In an unusual ruling, three senior judges at London’s High Court overturned a decision by the deputy royal coroner Dame Elizabeth Butler-Sloss that she would sit alone without a jury. The judges decided that the coroner would hear the inquest and “shall do so sitting with a jury.”
Earlier this week, lawyers had challenged a Butler-Sloss’ decision, arguing her decision to act alone gave the appearance of impropriety. The legal appeal was launched by al Fayed along with the family of the couple’s chauffeur and lawyers for the al Fayed-owned Ritz hotel in Paris
Mohamed al Fayed, the millionaire owner of the Harrods department store, was dissatisfied with Dame Elizabeth Butler-Sloss’ decision that she would hear evidence and determine what caused the deaths of Diana and Dodi.
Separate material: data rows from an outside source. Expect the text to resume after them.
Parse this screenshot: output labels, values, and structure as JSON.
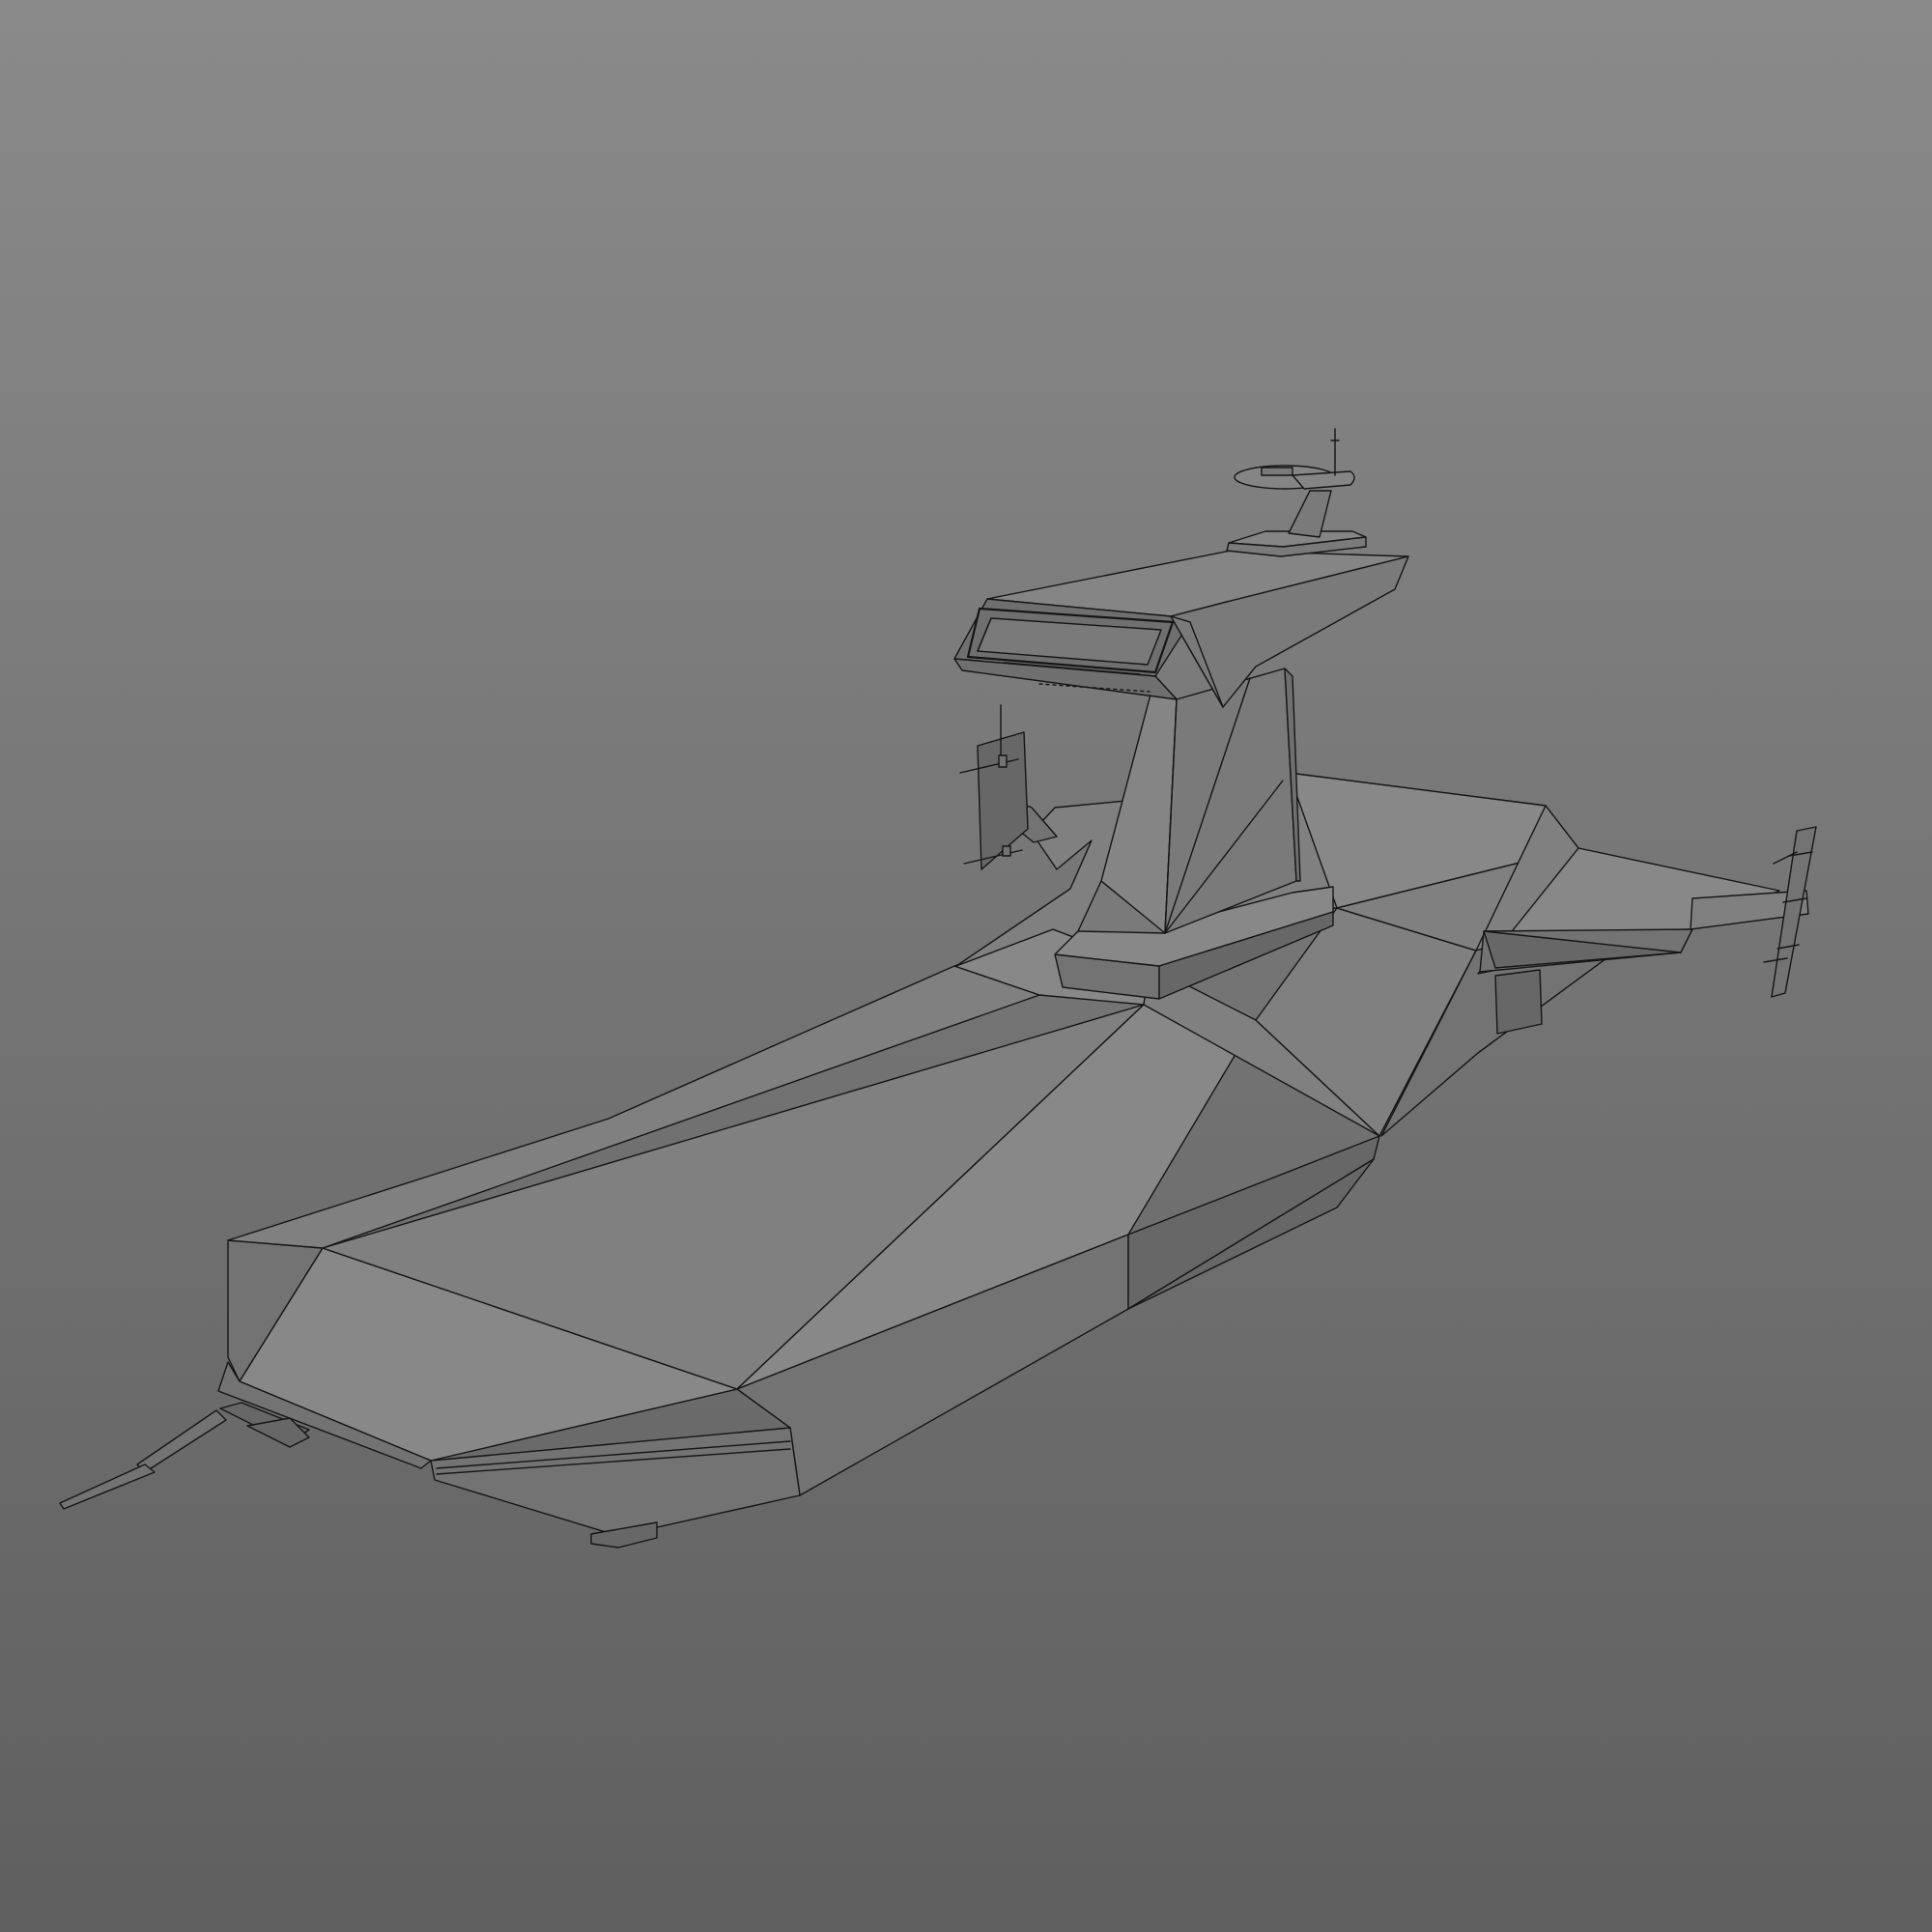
{
  "viewport": {
    "background_top": "#8a8a8a",
    "background_bottom": "#5f5f5f",
    "edge_color": "#151515"
  },
  "shading": {
    "deck": "#808080",
    "deck_light": "#888888",
    "side": "#737373",
    "side_dark": "#676767",
    "tower": "#7a7a7a",
    "tower_dark": "#6f6f6f",
    "tower_light": "#858585"
  }
}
The lawyer for the Ritz, Michael Beloff, argued that because Butler-Sloss had been the deputy coroner of the Queen’s Household, there would be the perception that she “lacked independence,” to assess the allegation that Diana and Fayed had been murdered.
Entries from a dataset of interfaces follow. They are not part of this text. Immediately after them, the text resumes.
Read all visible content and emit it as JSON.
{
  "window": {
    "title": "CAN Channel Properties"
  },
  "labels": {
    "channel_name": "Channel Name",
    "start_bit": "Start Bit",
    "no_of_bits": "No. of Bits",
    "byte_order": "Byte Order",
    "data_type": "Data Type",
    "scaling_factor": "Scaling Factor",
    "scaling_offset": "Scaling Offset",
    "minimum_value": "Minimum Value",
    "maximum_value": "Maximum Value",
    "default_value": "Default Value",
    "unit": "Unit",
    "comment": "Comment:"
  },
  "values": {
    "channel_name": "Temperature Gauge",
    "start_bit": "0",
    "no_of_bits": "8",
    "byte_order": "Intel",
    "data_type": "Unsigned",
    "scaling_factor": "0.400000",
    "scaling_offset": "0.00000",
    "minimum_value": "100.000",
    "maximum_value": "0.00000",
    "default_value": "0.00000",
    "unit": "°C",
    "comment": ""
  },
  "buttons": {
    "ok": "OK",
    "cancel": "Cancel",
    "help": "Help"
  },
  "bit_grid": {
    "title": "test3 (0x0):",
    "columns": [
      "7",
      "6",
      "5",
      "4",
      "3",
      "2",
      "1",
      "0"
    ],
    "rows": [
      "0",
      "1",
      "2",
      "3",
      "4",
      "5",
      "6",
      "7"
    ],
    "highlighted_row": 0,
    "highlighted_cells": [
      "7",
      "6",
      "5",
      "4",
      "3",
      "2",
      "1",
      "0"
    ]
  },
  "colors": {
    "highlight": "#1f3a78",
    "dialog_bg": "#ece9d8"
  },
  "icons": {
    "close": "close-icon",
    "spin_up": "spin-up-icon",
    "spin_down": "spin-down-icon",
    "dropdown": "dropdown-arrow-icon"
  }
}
Inquest expected to begin in May
Butler-Sloss, Britain’s former top female judge and a member of the House of Lords, made the decision last month to sit alone during the inquest, which is expected to begin in May. Butler-Sloss said in her January decision that a jury could find it difficult to cope with the volume and detail of the evidence.
The inquests could only begin after the investigations into the August 1997 deaths of Diana and Fayed, was complete. A two-year French investigation, a three-year Metropolitan Police inquiry and repeated legal action by al Fayed have delayed the inquest by nearly 10 years.
Diana, 36, and Fayed, 42, were killed along with chauffeur Henri Paul when their Mercedes crashed in Paris’ Pont d’Alma tunnel. The only survivor, bodyguard Trevor Rees — formerly known as Rees-Jones — was badly hurt.
Al Fayed’s legal team had pressed the judge to call a jury, saying it was the only way the public would be satisfied that proper care was taken over the issues surrounding the crash.